* [EXERCISE PROMPT]: Where in the records does the word "Boas" occur? Copy each line in which it does.

[[ ENTRIES SUPPLIED open ]]

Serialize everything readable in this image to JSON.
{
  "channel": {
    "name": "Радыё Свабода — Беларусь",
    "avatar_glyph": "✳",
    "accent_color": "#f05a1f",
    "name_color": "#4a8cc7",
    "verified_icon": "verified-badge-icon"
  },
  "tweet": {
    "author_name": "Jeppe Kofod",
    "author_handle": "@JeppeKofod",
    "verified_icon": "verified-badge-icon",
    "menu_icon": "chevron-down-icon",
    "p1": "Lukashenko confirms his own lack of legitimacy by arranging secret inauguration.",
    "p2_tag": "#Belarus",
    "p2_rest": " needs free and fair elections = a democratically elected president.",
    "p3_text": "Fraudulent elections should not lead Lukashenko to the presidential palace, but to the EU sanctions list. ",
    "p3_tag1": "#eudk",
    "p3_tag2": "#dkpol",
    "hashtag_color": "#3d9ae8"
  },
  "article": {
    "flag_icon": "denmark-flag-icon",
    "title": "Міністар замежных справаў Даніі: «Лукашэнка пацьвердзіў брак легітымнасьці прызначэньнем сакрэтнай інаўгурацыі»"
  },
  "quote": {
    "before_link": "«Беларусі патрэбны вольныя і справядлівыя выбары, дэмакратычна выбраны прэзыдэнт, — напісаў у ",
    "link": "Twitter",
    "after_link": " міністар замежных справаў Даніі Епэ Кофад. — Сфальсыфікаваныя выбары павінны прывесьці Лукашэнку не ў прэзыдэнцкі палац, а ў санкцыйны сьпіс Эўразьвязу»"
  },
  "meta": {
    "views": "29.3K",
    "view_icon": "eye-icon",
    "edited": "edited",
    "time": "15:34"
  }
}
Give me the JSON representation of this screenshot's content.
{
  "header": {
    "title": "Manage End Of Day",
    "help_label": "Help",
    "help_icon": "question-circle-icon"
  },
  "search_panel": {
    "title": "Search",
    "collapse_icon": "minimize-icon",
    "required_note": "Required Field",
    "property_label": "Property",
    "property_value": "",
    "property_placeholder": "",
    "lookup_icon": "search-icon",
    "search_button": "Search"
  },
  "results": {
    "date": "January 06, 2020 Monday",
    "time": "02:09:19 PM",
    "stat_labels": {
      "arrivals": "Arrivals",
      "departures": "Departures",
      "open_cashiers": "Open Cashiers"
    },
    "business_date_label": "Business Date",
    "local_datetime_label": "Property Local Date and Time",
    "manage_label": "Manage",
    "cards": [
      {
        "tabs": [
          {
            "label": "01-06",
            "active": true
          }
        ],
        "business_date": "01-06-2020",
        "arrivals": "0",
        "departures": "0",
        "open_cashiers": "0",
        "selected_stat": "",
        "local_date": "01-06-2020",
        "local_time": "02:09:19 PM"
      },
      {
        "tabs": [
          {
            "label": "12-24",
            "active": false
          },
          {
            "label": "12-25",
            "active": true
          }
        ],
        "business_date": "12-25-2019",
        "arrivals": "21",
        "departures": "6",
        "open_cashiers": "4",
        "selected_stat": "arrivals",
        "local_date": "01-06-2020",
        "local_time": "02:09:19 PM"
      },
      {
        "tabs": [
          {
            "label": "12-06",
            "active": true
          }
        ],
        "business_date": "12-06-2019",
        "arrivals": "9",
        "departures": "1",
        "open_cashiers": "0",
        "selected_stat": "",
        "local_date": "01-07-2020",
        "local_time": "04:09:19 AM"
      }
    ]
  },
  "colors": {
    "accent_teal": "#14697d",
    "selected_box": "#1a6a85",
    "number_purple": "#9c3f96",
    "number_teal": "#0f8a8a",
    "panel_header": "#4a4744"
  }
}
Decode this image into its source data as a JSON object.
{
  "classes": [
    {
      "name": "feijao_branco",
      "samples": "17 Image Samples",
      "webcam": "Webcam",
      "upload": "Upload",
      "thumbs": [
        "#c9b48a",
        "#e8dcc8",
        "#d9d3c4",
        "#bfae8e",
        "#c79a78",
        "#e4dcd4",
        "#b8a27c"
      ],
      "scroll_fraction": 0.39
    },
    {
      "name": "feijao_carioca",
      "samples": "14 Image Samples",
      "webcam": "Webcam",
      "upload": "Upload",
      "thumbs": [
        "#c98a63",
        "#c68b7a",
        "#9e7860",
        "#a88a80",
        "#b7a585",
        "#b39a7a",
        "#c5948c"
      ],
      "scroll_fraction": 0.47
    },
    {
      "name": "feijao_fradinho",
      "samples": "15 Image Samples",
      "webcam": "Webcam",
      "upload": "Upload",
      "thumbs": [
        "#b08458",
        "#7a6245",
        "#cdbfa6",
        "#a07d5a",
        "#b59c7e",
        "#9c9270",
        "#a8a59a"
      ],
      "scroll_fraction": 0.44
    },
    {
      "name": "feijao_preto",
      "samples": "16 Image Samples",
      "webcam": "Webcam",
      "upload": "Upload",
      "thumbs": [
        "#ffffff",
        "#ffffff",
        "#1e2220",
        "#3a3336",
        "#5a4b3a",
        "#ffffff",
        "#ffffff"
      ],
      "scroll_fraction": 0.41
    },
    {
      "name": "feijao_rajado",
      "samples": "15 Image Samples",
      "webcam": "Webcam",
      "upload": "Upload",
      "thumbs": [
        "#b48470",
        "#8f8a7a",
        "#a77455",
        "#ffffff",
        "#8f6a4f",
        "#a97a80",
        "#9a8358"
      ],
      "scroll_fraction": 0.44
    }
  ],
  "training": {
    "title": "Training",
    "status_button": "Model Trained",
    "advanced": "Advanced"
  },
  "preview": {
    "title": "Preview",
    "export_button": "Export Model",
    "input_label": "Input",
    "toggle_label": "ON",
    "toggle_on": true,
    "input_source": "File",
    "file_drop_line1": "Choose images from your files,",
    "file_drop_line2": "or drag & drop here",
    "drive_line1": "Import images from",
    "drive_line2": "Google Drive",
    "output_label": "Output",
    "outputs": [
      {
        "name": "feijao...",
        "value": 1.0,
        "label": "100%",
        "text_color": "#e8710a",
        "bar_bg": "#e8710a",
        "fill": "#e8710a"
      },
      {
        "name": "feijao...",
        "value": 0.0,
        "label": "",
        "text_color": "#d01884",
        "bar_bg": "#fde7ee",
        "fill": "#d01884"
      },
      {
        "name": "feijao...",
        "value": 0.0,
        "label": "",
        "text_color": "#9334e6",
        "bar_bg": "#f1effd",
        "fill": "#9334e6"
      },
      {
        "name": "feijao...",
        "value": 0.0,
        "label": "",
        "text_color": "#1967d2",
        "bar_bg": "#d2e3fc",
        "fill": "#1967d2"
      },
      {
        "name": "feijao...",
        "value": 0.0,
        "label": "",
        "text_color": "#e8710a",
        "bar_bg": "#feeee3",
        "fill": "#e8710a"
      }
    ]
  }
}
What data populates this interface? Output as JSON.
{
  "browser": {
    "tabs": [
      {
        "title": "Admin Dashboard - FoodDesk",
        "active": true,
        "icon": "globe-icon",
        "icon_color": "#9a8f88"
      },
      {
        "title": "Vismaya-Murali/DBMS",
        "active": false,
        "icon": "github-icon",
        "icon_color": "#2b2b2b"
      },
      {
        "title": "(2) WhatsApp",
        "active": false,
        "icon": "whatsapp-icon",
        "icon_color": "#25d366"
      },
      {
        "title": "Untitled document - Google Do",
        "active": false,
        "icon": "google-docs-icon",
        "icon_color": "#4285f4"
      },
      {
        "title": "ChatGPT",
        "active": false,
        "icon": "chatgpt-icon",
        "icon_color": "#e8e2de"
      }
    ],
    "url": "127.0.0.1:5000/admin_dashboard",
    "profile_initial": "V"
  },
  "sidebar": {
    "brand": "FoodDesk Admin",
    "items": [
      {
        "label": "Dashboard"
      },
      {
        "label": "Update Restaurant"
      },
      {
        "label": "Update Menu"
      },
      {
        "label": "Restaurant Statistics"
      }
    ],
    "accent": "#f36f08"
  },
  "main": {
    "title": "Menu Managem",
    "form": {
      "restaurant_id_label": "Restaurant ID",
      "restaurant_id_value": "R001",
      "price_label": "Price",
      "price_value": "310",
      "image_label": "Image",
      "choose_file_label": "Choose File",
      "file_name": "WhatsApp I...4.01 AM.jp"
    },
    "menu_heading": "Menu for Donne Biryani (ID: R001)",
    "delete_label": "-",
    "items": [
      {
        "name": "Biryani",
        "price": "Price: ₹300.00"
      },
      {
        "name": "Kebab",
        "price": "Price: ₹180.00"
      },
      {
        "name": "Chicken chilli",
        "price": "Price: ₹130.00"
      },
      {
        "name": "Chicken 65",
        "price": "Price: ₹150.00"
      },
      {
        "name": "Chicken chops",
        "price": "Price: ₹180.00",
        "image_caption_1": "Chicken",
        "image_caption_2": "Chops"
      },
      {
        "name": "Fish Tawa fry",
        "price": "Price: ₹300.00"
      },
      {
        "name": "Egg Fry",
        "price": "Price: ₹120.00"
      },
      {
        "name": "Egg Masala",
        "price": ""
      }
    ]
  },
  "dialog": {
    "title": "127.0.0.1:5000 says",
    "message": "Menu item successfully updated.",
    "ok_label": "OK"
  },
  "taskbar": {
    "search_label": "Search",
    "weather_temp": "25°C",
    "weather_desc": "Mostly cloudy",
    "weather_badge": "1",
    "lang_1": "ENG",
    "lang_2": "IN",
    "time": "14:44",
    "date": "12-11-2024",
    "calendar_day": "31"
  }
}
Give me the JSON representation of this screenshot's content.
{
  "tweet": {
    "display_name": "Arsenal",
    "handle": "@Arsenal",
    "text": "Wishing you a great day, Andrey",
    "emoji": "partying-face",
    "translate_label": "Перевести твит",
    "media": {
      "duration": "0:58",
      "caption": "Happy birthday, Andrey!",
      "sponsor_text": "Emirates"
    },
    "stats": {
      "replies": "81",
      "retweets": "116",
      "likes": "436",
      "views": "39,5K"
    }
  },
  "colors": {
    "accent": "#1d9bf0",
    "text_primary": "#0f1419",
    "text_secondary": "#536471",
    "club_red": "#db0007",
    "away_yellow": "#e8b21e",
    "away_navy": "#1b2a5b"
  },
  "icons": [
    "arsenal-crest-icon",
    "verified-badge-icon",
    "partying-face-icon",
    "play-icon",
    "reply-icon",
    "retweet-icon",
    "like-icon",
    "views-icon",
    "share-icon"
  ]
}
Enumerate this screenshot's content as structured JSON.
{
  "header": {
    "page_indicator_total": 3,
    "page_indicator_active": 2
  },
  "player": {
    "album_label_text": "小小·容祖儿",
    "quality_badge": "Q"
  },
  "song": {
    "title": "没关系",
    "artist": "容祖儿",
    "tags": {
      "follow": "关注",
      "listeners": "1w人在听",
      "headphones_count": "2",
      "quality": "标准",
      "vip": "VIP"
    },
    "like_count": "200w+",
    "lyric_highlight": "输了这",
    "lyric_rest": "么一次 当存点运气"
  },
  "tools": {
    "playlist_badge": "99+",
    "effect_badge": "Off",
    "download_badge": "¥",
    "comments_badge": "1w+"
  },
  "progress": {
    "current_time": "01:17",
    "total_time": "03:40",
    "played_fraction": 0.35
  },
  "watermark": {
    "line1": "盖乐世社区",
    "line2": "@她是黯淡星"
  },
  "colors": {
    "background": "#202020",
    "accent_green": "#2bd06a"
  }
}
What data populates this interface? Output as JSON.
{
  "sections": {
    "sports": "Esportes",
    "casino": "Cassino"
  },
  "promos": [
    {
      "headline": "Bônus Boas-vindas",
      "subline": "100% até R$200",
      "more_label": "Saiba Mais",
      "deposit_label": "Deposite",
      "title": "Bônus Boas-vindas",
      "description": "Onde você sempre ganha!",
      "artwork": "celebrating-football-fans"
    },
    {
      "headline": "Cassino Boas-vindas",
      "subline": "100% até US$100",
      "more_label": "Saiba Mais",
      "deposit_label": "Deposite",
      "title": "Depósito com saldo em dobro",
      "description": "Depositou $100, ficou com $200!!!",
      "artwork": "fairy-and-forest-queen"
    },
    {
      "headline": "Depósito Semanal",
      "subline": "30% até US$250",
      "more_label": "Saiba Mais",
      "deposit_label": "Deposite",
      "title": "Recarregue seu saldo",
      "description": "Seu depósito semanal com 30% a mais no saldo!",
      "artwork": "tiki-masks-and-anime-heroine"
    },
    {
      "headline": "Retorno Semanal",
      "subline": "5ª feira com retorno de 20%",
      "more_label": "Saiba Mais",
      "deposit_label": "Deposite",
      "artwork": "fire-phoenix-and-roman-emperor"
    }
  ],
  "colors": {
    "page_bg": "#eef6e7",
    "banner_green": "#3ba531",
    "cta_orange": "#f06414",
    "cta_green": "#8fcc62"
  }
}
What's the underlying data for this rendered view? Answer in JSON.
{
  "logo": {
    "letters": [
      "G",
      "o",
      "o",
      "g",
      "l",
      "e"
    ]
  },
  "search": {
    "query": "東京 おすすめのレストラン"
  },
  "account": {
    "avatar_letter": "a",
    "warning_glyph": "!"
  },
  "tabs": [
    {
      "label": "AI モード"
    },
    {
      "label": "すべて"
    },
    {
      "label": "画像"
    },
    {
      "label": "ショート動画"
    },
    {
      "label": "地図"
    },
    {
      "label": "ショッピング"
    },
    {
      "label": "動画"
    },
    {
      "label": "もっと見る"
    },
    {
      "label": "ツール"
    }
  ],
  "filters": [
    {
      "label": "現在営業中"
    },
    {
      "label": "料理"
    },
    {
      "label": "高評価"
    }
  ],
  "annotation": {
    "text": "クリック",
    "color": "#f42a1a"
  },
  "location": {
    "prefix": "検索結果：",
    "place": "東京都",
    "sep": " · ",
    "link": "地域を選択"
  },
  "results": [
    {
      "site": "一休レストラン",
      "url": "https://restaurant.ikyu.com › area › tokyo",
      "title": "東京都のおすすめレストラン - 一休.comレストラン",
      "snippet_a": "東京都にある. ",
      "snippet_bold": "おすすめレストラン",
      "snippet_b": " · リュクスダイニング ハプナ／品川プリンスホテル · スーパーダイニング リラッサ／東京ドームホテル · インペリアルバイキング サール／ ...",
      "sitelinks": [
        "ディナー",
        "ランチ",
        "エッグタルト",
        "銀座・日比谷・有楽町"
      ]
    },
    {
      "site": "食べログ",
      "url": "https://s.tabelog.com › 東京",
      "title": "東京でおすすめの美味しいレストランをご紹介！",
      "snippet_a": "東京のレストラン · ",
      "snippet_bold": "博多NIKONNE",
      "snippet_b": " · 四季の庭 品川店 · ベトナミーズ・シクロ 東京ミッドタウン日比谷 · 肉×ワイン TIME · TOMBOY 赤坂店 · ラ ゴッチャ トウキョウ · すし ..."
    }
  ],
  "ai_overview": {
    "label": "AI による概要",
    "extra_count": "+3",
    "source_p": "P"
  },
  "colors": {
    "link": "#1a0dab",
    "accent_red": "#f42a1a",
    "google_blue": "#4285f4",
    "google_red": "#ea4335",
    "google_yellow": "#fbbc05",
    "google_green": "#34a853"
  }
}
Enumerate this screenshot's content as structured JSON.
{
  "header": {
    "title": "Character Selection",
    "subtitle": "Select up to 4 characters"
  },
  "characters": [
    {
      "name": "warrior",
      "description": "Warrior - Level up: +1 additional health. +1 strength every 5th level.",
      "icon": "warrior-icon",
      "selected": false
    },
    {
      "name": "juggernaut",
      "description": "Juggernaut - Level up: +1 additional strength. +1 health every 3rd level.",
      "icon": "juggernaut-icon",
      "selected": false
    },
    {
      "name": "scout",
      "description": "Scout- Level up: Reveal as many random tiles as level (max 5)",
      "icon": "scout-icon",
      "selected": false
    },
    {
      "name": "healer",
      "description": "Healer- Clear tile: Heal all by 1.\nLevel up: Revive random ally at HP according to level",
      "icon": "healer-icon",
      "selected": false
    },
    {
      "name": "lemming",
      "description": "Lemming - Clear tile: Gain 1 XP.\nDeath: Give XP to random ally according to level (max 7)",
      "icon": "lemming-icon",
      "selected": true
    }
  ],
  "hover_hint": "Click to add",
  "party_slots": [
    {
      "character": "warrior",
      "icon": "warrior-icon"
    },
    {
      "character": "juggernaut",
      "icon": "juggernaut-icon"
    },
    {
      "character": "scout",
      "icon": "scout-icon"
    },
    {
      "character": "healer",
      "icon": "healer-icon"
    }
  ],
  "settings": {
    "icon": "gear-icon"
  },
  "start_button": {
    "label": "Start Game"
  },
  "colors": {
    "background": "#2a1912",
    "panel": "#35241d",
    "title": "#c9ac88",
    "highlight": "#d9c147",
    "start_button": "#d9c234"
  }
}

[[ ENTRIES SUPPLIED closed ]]

* [TASK ANSWER]:
      "headline": "Bônus Boas-vindas",
      "title": "Bônus Boas-vindas",
      "headline": "Cassino Boas-vindas",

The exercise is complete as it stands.